=== Input material ===
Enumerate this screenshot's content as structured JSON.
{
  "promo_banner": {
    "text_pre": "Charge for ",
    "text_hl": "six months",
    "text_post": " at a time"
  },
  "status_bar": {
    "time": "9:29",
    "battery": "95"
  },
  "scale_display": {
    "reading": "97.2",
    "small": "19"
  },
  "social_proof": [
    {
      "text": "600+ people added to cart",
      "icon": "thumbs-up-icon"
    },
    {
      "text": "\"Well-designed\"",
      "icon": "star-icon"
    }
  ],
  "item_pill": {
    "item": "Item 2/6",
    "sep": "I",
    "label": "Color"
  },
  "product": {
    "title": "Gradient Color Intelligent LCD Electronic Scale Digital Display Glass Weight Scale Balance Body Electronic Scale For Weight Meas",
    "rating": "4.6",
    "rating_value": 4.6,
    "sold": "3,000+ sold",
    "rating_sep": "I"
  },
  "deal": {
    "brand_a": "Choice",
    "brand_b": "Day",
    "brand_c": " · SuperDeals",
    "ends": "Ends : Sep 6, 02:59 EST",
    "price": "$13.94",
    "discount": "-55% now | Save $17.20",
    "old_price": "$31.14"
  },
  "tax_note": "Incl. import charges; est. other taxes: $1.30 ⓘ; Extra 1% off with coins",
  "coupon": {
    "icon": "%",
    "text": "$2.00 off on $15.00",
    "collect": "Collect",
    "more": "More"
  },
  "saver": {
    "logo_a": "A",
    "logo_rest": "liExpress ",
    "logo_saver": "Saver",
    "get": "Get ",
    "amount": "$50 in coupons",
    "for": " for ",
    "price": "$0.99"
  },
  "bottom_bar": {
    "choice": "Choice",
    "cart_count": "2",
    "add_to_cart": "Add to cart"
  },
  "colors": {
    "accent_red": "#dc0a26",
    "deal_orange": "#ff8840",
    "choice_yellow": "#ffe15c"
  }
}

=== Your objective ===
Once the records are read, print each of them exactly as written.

=== Your solution ===
Enumerate this screenshot's content as structured JSON.
{
  "promo_banner": {
    "text_pre": "Charge for ",
    "text_hl": "six months",
    "text_post": " at a time"
  },
  "status_bar": {
    "time": "9:29",
    "battery": "95"
  },
  "scale_display": {
    "reading": "97.2",
    "small": "19"
  },
  "social_proof": [
    {
      "text": "600+ people added to cart",
      "icon": "thumbs-up-icon"
    },
    {
      "text": "\"Well-designed\"",
      "icon": "star-icon"
    }
  ],
  "item_pill": {
    "item": "Item 2/6",
    "sep": "I",
    "label": "Color"
  },
  "product": {
    "title": "Gradient Color Intelligent LCD Electronic Scale Digital Display Glass Weight Scale Balance Body Electronic Scale For Weight Meas",
    "rating": "4.6",
    "rating_value": 4.6,
    "sold": "3,000+ sold",
    "rating_sep": "I"
  },
  "deal": {
    "brand_a": "Choice",
    "brand_b": "Day",
    "brand_c": " · SuperDeals",
    "ends": "Ends : Sep 6, 02:59 EST",
    "price": "$13.94",
    "discount": "-55% now | Save $17.20",
    "old_price": "$31.14"
  },
  "tax_note": "Incl. import charges; est. other taxes: $1.30 ⓘ; Extra 1% off with coins",
  "coupon": {
    "icon": "%",
    "text": "$2.00 off on $15.00",
    "collect": "Collect",
    "more": "More"
  },
  "saver": {
    "logo_a": "A",
    "logo_rest": "liExpress ",
    "logo_saver": "Saver",
    "get": "Get ",
    "amount": "$50 in coupons",
    "for": " for ",
    "price": "$0.99"
  },
  "bottom_bar": {
    "choice": "Choice",
    "cart_count": "2",
    "add_to_cart": "Add to cart"
  },
  "colors": {
    "accent_red": "#dc0a26",
    "deal_orange": "#ff8840",
    "choice_yellow": "#ffe15c"
  }
}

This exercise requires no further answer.